When It's Perfect
When It’s Perfect is a sequel to Someone Irresistible, which was described by reviewer Rachel Potter as being “an interesting and very sensual read.” I’m happy to report that exactly the same thing can be said of When It’s Perfect. Miss Mary Marsh and Marcus Longfellow, the Earl of Renn are a perfect match and I liked them a great deal.
Mary Marsh is a seamstress. Well-born, but not high-born, spinster Mary makes her way in the world by designing wedding trousseaus, her specialty being lacy and erotic ladies’ foundations. For the last several months, Mary has been working at the estate of Christine Longfellow in preparation for the young lady’s upcoming nuptials. Things go along quite well right up until the month prior to the wedding, to the day Christine is found dead.
Marcus Longfellow has spent the last four years in Egypt where he has been researching ancient artifacts, specifically hieroglyphics and their translation. More a scientist than an earl, he has left the running of Renn to his younger brother, George. The basis for the Renn fortune is the excellent quality porcelain clay that can be found in the mines at Renn, and George has more the knack of day-to-day operations than Marcus. If it were up to Marcus, he’d go to Egypt and never come back.
Through a series of increasingly distraught letters, Christine had made it plain to her brother Marcus that she needed him. Marcus arrives home again in England only to discover he was a mere two weeks late. In a freak accident, Christine fell and hit her head on a dressing table, and died. All of Renn is in mourning – except for her fiancé and childhood friend, Viscount Baudwin Fife, who seems not to mourn the loss of his beloved hardly at all.
When Marcus and Mary come face-to-face, there is a familiarity to their introduction, for Christine had written much about Mary to her brother, and had also told Mary quite a bit about Marcus. Christine was a matchmaker at heart, and felt Marcus and Mary would be a perfect match. Christine was right.
But there are obstacles. First and foremost, Marcus wants to get to the bottom of Christine’s untimely death. At eighteen, she was on the eve of marriage and a happy future with a man she loved. So why were her final letters so filled with fear and anguish? Marcus’ inquiring mind wants to know. To aid him, he enlists Mary’s help. It was Mary who found Christine’s lifeless body and Mary in whom Christine had confided. But this is an age where propriety reigns supreme, and there are some things people simply do not discuss, making Marcus’ investigation into his sister’s final days frustrating at best.
Marcus is thoroughly smitten with Mary, and the feeling is returned. But Mary believes she is no fit wife for an earl, even though Marcus is less interested in being an earl than he is in hot-footing it back to Egypt where the work that he loves awaits him. Still, Mary’s intelligence and grace are strong attractions for him, too, and he decides to pursue a relationship regardless of social constraints – or Mary’s protests.

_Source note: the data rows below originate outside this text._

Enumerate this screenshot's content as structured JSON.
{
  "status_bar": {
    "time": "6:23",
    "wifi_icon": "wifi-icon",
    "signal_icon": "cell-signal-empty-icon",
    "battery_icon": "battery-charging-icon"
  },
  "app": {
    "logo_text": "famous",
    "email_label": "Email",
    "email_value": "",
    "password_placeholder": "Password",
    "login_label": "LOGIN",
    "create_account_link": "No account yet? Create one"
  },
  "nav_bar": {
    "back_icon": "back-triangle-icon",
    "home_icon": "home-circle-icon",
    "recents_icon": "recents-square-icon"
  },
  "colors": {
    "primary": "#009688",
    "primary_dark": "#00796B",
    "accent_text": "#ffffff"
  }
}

So, what happened to Christine? And why does Mary feel she is unsuitable for the likes of an earl? What about Baudwin, and why’s he being such a jerk? The questions pile up, and all are answered in due time, some more satisfactorily than others.
When It’s Perfect is well-written and evocative. Marcus is a wonderful hero. He’s alpha when it’s necessary and beta when it counts. He’s nervous and funny and gentle and sexy. Being a wealthy earl holds no interest for him, but having Mary in his life forever does. As for Mary, she is a very strong heroine with a mind of her own who falls in love with Marcus before she even meets him. But she has her secrets – secrets that would keep her and Marcus from their happy ending, were Marcus not made of sterner stuff.
The pacing in this book was a bit off; the first half of the book moved slowly and much time was spent by both Marcus and Mary in angst-filled self-talk, but the second half picked up a bit and brought all the loose-ends together just in the nick of time. The love scenes (and the second half of the book is devoted in large part to those) are luscious and lingering; you will certainly get your money’s worth here. It seems nearly everybody in the book has secrets (as any character-driven book should), and a couple may surprise you. The clues are there, but are subtle and very nicely integrated into the story.
Despite how good this book was overall, I did have two big problems. I can’t go into detail (spoiler territory here), but I will say that somebody who knew what happened to Christine did not react in a manner consistent with their relationship with her. I didn’t buy it. And the second problem involves an historical error involving a major character over which I couldn’t suspend disbelief. Without providing spoiler material, I can’t say much, but the resolution to an important plot point involves the changing of English history. As a result, the book ended on a false note and lowered my grade.
These issues aside, When It’s Perfect is a solid read featuring a smart, sexy hero who knows what he wants and exactly how to get it. It’s clear Marcus is a very loving and good man – just as a Perfect hero should be.